_RECORDS TO USE_
=== Begin Enclosure ===
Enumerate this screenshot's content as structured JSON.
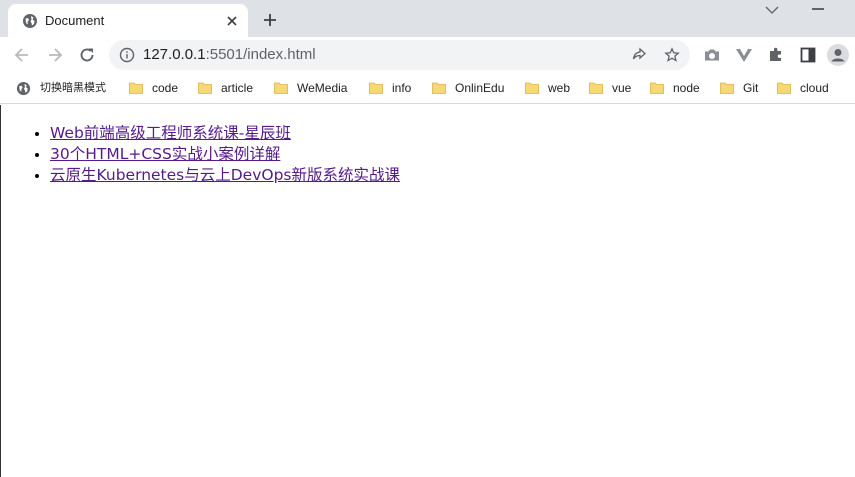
{
  "browser": {
    "tab": {
      "title": "Document",
      "favicon": "globe-icon"
    },
    "address": {
      "host": "127.0.0.1",
      "rest": ":5501/index.html"
    },
    "toolbar_icons": [
      "back-icon",
      "forward-icon",
      "reload-icon",
      "info-icon",
      "share-icon",
      "star-icon",
      "camera-icon",
      "vue-devtools-icon",
      "extensions-icon",
      "sidepanel-icon",
      "profile-icon"
    ]
  },
  "bookmarks": [
    {
      "label": "切换暗黑模式",
      "icon": "globe-icon"
    },
    {
      "label": "code",
      "icon": "folder-icon"
    },
    {
      "label": "article",
      "icon": "folder-icon"
    },
    {
      "label": "WeMedia",
      "icon": "folder-icon"
    },
    {
      "label": "info",
      "icon": "folder-icon"
    },
    {
      "label": "OnlinEdu",
      "icon": "folder-icon"
    },
    {
      "label": "web",
      "icon": "folder-icon"
    },
    {
      "label": "vue",
      "icon": "folder-icon"
    },
    {
      "label": "node",
      "icon": "folder-icon"
    },
    {
      "label": "Git",
      "icon": "folder-icon"
    },
    {
      "label": "cloud",
      "icon": "folder-icon"
    }
  ],
  "page": {
    "links": [
      "Web前端高级工程师系统课-星辰班",
      "30个HTML+CSS实战小案例详解",
      "云原生Kubernetes与云上DevOps新版系统实战课"
    ]
  },
  "colors": {
    "tabstrip": "#dee1e6",
    "omnibox": "#f1f3f4",
    "visited_link": "#551a8b",
    "folder": "#f8d775"
  }
}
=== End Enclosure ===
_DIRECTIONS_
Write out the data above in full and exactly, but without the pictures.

_ANSWER BOX_
Enumerate this screenshot's content as structured JSON.
{
  "browser": {
    "tab": {
      "title": "Document",
      "favicon": "globe-icon"
    },
    "address": {
      "host": "127.0.0.1",
      "rest": ":5501/index.html"
    },
    "toolbar_icons": [
      "back-icon",
      "forward-icon",
      "reload-icon",
      "info-icon",
      "share-icon",
      "star-icon",
      "camera-icon",
      "vue-devtools-icon",
      "extensions-icon",
      "sidepanel-icon",
      "profile-icon"
    ]
  },
  "bookmarks": [
    {
      "label": "切换暗黑模式",
      "icon": "globe-icon"
    },
    {
      "label": "code",
      "icon": "folder-icon"
    },
    {
      "label": "article",
      "icon": "folder-icon"
    },
    {
      "label": "WeMedia",
      "icon": "folder-icon"
    },
    {
      "label": "info",
      "icon": "folder-icon"
    },
    {
      "label": "OnlinEdu",
      "icon": "folder-icon"
    },
    {
      "label": "web",
      "icon": "folder-icon"
    },
    {
      "label": "vue",
      "icon": "folder-icon"
    },
    {
      "label": "node",
      "icon": "folder-icon"
    },
    {
      "label": "Git",
      "icon": "folder-icon"
    },
    {
      "label": "cloud",
      "icon": "folder-icon"
    }
  ],
  "page": {
    "links": [
      "Web前端高级工程师系统课-星辰班",
      "30个HTML+CSS实战小案例详解",
      "云原生Kubernetes与云上DevOps新版系统实战课"
    ]
  },
  "colors": {
    "tabstrip": "#dee1e6",
    "omnibox": "#f1f3f4",
    "visited_link": "#551a8b",
    "folder": "#f8d775"
  }
}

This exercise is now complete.